Indian Doll – An F1 hybrid pumpkin with deep ribbing and a flattened form, making it ideal for stacking in displays. The mid-orange skin is occasionally streaked in pale orange and the flesh is excellent eating.
Lunch Lady – A seed strain of enormous gourds (from 5-20 lbs) that come in all shapes and sizes. They all eventually develop hard shells and warty skins, with many of them being two-tone in colour. One of your best choices for autumn décor.
Moranga – A Brazilian heirloom (the name means pumpkin in Portuguese) with a flattened form and deep lobing. The salmon-coloured skin will develop mottling as it matures and the flesh is traditionally used to make Camarao na Moranga or ‘shrimp stuffed pumpkin’.
Porcelain Doll – The ‘first’ pink pumpkin with a deeply ribbed and slightly squat form and that unique porcelain pink skin. The upper end of the size ranges from 20-25 lbs with sweet orange flesh that works well in pies or soups.
Porcelain Princess – Smaller than ‘Porcelain Doll’ (7-10lbs) with attractive pink skin and deep ribbing. The bright orange flesh is also quite tasty, so this beauty also doubles as a culinary delight.
Rascal – A large flat, pink pumpkin which often develops unique bluish-green streaks on the bottom side. The thick orange flesh is also a must-have for baking and cooking.
Rouge Vif d’Etampes – A French heirloom which was a bestseller back in the Paris Central Market during the 1880s. The name translates as ‘bright’ or ‘vivid red from Etampes’ and these flattened pumpkins also colour rather early in the garden. Also known as the Cinderella pumpkin, they are as delicious as they are beautiful and one of your best choices for making a creamy pumpkin soup.
Turk’s Turban – A highly decorative squash from the late 1700’s with a unique two-tiered form fantastically streaked in red, orange, green yellow and white. This is a favourite of mine which averages 10” across and while it is edible, it is not the tastiest of squashes.
Warty Goblin – Medium-sized pumpkins with bright orange skin nicely textured with raised deep green warts. Averaging 8-20lbs, these beauties require no additional decoration and are a favourite of the kids.
White Schoolhouse – A smaller pure white pumpkin with only light ribbing, making it ideal for younger children to paint on or decorate.

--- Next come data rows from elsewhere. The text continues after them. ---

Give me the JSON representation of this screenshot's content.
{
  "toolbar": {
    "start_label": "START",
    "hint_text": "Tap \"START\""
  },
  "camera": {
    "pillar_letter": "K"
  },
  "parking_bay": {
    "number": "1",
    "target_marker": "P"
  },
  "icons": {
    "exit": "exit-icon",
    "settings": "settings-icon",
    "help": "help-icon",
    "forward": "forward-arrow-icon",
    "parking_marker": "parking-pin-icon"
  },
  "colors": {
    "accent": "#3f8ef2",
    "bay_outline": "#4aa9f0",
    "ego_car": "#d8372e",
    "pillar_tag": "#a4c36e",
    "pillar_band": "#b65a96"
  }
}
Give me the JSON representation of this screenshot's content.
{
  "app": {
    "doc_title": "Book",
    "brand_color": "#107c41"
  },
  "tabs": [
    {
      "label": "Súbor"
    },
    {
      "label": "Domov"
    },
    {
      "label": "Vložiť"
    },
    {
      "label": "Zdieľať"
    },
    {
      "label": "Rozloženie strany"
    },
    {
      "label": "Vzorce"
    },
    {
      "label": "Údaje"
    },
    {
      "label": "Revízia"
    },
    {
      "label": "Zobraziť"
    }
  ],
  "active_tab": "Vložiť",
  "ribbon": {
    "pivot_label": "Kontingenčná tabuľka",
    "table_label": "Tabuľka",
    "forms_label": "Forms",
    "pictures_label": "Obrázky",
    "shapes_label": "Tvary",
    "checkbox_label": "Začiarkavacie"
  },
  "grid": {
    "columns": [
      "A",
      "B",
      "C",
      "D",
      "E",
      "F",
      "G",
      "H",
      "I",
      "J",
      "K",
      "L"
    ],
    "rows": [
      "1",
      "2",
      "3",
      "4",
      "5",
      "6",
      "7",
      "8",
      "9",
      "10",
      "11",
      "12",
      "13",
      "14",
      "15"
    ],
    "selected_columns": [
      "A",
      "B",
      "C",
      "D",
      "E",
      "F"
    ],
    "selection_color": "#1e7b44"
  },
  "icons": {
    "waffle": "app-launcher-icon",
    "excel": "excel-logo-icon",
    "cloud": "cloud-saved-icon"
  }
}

Using a black sharpie marker, these are easy to convert into Jack Skellington heads from the Nightmare Before Christmas.
My Favourite Pumpkin Recipe
I though I’d leave you with the recipe for my favourite pumpkin dish (which also works well with squash or zucchini blossoms) even though it’s meant to be used much earlier in the year when we have more flowers at hand. Still, few seasonal foods rate as high as my daughter’s deep-fried lemon-basil pumpkin blossoms, with its crunchy coating and warm goat cheese filling that just melts in your mouth with every bite.
1. Pick twelve fresh pumpkin or squash blossoms (with stems) in late morning.
2. Preheat canola or grape seed oil to 370F in deep frying pan.
3. Prepare tempura batter by whisking 1 cup cornstarch, 1 cup all-purpose flower and 1.5 cups of cold soda water and keep in fridge until ready to use.
4. Prepare the filling by mixing ½ cup goat cheese (room temperature) with the zest of 1 lemon, ½ cup fresh basil leaves, 2 cloves of chopped sautéed garlic and 1 tbsp. of heavy cream in a blender.
5. Carefully hold open the blossoms and spoon in 1 tbsp of filling, twisting the end to close it up.
6. Dip the stuffed blossoms into the cool tempura batter by holding onto the stem and carefully drop into pre-heated oil.
7. Fry until batter is a crispy golden brown, remove, season with a pinch of sea salt and enjoy right away.
Well I hope you get the opportunity to enjoy my daughter’s recipe next year but for now, have a safe and happy Thanksgiving.
By Mike Lascelle
All Images Copyright 2020 MK Lascelle